What is a Defacto Director’s Liability Assessment?
A Defacto Director is someone who acts as a director, but is not a director on paper.
Directors of a corporation can be found jointly and severally liable for certain tax debts of a corporation under section 227.1 of the Income Tax Act and 323 of the Excise Tax Act. Directors’ liability arises in one of two ways, either in fact or in law. For more background material on this distinction, and on director’s liability, feel free to consult our blog post that discusses the topic at greater length.
It is possible to become a de facto director by accident, without knowing or recognizing this designation at the time of dealing with the corporation. Officers, employees, and those whom are not legally appointed or elected but who perform the functions that directors would perform, may be liable. It is imperative that individuals are vigilant and careful in their dealings with struggling corporations, as well as, those that are known to be failing to remit GST/HST or their payroll source deductions.
Defending Against a CRA Director’s Liability Assessment
All directors whether deemed such or those validly elected to the position can use procedural defences to protect against the assessment of liability. Furthermore, de facto directors can use the due diligence defence to prove that they acted responsibly and with due diligence, allowing the director to avoid liability. As well, there is a statutory limitation under section 227.1(3) of the Income Tax Act. This limitation on assessment protects any individual from being assessed on the basis of directors’ liability if they ceased to be a “de facto director” more than two years prior to assessment. The only other way to avoid being deeming such is to prove via the common law that one’s actions should not deem them a director.
Defacto Director Tax Court Cases
There is a test established by jurisprudence to determine whether one’s actions arise to the level of de facto director. As well, the Tax Court of Canada found for a Taxpayer not being de facto director on the grounds of documentary evidence alone.
In Mosier v. The Queen, 2002 GTC 28, a case where the taxpayer was deemed not to be a de facto director, the Tax Court of Canada Court heavily weighed documentary evidence. Specifically, the court relied on evidence which indicated that the powers and duties of the taxpayer were very extensive. The Court ultimately held that the taxpayer was not a de facto director as only the power and responsibility of running the day-to-day operation of the corporation were conferred to the taxpayer, but the power to participate in pure directorial acts was not.
As well, there is not a single factor which determines whether someone is a de facto director. Instead, the courts consider, as in Soper v. The Queen, a number of different non-exhaustive indicators to determine whether an individual is a de facto director:

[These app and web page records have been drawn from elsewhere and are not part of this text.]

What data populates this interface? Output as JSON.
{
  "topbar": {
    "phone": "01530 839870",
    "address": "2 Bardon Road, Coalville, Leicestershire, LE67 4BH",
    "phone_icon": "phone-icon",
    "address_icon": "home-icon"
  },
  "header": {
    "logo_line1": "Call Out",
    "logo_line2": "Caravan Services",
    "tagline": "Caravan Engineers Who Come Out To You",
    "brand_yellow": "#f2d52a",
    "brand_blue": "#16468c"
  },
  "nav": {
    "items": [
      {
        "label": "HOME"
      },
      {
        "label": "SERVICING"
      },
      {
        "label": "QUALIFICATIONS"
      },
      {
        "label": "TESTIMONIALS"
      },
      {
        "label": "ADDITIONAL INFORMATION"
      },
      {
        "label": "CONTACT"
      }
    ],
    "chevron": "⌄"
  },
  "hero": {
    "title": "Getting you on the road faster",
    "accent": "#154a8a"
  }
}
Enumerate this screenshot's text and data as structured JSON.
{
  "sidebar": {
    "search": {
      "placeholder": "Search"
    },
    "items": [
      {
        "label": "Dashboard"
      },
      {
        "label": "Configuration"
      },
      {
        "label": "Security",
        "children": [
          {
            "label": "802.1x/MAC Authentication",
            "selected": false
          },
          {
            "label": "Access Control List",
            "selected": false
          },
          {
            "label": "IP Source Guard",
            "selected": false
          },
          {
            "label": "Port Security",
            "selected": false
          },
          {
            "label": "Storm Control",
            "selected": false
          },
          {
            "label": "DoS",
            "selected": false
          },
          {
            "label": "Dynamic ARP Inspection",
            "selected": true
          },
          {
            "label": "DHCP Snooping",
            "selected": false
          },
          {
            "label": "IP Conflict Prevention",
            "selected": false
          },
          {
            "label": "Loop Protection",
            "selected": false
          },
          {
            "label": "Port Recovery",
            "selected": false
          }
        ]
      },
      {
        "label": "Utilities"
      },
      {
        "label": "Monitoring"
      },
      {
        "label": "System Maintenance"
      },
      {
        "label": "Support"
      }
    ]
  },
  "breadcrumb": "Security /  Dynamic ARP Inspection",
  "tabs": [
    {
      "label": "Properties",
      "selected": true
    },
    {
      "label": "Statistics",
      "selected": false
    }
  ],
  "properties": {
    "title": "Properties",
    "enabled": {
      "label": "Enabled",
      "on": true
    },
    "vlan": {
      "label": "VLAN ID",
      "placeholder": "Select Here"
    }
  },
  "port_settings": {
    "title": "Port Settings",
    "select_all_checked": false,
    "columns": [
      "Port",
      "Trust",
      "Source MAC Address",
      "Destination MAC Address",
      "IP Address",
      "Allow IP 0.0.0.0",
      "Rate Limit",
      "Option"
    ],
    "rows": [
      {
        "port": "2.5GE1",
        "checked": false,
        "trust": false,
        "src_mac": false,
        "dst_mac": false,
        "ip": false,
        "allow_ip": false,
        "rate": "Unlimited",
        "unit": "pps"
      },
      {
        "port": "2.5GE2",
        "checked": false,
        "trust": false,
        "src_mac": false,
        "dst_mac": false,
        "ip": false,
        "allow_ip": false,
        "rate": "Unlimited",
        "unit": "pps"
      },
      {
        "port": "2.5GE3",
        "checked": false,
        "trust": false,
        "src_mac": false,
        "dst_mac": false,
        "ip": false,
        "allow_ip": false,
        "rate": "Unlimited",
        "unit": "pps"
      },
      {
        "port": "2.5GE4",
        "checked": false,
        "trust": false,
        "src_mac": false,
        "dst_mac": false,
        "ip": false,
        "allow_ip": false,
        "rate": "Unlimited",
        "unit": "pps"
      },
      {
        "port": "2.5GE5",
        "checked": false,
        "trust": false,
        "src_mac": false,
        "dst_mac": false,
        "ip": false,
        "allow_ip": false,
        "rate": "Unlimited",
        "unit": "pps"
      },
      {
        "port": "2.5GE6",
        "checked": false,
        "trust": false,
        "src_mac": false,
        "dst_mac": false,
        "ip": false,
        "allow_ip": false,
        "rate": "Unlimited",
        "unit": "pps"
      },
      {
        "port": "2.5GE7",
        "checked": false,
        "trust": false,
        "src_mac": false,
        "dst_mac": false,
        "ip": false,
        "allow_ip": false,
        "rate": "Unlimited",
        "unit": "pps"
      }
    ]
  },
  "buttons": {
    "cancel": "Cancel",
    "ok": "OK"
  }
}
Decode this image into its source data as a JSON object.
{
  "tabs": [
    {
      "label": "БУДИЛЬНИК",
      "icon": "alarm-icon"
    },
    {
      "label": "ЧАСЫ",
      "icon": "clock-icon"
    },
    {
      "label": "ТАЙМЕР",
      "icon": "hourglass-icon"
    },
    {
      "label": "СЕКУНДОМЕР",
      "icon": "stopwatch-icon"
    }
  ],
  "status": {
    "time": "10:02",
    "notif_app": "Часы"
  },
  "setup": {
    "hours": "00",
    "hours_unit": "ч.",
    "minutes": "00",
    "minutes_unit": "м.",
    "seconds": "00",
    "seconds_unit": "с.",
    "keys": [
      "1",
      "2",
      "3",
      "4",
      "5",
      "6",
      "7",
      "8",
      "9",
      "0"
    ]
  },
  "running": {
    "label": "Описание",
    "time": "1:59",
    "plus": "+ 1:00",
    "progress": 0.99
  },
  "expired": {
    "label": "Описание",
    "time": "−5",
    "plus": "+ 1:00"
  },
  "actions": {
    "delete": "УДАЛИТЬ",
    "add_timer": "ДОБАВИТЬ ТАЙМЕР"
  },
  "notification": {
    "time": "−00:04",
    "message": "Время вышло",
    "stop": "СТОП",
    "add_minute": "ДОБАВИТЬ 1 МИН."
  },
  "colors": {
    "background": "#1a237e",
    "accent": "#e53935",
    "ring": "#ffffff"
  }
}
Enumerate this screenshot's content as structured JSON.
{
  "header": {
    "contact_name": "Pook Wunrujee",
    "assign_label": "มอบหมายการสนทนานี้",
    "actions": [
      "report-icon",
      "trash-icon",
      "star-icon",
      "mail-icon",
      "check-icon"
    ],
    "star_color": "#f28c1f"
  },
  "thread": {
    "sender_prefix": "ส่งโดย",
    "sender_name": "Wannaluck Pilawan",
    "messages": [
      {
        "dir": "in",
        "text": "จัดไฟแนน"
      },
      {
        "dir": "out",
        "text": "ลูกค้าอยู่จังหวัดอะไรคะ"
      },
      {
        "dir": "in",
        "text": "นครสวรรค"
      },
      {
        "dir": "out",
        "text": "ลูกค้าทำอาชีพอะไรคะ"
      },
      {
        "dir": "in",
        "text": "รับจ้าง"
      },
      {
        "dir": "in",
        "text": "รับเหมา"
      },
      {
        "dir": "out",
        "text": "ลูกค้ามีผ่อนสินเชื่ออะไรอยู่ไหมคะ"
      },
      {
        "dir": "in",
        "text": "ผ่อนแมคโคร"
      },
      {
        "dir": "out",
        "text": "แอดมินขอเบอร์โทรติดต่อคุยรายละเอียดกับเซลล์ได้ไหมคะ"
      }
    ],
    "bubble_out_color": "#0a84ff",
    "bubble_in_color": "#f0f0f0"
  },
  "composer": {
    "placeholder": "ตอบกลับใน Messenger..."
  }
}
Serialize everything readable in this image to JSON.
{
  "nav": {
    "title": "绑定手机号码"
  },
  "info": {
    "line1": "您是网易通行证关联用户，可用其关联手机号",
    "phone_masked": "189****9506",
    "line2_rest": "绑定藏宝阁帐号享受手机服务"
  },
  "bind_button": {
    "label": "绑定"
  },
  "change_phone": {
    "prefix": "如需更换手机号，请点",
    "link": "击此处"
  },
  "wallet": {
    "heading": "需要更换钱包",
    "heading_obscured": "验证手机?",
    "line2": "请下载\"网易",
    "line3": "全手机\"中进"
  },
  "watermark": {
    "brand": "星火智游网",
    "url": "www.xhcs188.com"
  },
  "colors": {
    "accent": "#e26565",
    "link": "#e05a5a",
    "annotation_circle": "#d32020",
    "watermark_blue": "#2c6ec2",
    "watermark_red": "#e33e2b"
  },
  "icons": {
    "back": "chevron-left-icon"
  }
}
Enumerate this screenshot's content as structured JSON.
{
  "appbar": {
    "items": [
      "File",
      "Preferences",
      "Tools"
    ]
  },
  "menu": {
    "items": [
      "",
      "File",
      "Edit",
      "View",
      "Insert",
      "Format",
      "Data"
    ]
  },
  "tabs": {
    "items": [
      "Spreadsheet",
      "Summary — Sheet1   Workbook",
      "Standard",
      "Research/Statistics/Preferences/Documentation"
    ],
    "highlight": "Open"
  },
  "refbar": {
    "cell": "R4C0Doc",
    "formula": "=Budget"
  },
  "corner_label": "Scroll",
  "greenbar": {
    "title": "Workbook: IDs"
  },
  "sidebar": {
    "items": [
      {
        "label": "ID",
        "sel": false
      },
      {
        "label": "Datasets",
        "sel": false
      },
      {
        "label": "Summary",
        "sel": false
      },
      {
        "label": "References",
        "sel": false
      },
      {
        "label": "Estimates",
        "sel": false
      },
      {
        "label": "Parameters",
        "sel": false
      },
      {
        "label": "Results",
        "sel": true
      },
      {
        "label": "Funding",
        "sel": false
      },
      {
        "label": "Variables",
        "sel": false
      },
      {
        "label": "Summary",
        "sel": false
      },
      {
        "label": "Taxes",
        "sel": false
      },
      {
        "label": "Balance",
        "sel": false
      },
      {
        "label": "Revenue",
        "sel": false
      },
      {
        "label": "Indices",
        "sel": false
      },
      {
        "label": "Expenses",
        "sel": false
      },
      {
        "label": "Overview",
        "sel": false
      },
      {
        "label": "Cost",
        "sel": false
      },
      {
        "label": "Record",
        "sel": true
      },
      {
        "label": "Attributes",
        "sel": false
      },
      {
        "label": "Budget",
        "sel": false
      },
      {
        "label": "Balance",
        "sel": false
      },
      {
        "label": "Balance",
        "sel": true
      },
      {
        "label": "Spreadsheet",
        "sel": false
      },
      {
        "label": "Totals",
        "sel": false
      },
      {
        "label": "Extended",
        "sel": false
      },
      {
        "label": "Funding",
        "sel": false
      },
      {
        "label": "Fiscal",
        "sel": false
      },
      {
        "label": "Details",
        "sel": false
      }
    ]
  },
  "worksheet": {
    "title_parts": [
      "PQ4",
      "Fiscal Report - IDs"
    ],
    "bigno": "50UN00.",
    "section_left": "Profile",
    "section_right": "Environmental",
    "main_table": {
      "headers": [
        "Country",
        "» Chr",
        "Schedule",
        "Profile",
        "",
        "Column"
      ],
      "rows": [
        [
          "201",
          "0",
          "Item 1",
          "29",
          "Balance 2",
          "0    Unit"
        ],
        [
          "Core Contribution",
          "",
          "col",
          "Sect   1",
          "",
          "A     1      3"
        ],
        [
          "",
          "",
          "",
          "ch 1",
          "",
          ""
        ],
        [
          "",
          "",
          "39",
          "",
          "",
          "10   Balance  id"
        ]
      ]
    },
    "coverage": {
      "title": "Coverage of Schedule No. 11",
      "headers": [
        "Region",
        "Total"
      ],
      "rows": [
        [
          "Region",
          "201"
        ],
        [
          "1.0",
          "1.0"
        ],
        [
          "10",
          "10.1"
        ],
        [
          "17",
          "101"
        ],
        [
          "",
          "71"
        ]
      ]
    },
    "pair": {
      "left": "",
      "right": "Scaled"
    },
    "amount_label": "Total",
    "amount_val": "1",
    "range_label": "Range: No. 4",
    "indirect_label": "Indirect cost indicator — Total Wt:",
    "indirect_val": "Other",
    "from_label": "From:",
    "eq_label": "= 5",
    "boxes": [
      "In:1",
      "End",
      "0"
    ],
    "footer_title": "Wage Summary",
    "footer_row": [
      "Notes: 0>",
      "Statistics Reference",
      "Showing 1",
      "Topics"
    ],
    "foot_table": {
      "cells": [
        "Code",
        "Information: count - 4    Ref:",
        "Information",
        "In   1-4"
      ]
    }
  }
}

- Whether the individual has been signing documents as a director;
- Whether the individual has been signing tax returns;
- Whether the individual has been attending director’s meetings;
- Whether the individual introduces themselves to third parties as a director;
- Whether the individual signs directors’ resolutions; and
- Whether the individual plays a significant role in supervising the management of the company or otherwise controlling the company.
If you have received a pre assessment letter threatening de facto director’s liability, or an assessment for Director’s Liability, we strongly recommend giving us a call. If found to be a director, you may be held liable for enormous amounts of money due to unpaid GST/HST or source deductions even when it was not your fault. The process can be quite complicated, with many moving parts that are time sensitive, so it is best to have legal counsel helping you navigate through it. Don’t delay, contact us for a free consultation today!
This article provides information of a general nature only. It does not provide legal advice nor can it or should it be relied upon. All tax situations are specific to their facts and will differ from the situations in the articles. If you have specific legal questions you should consult a lawyer.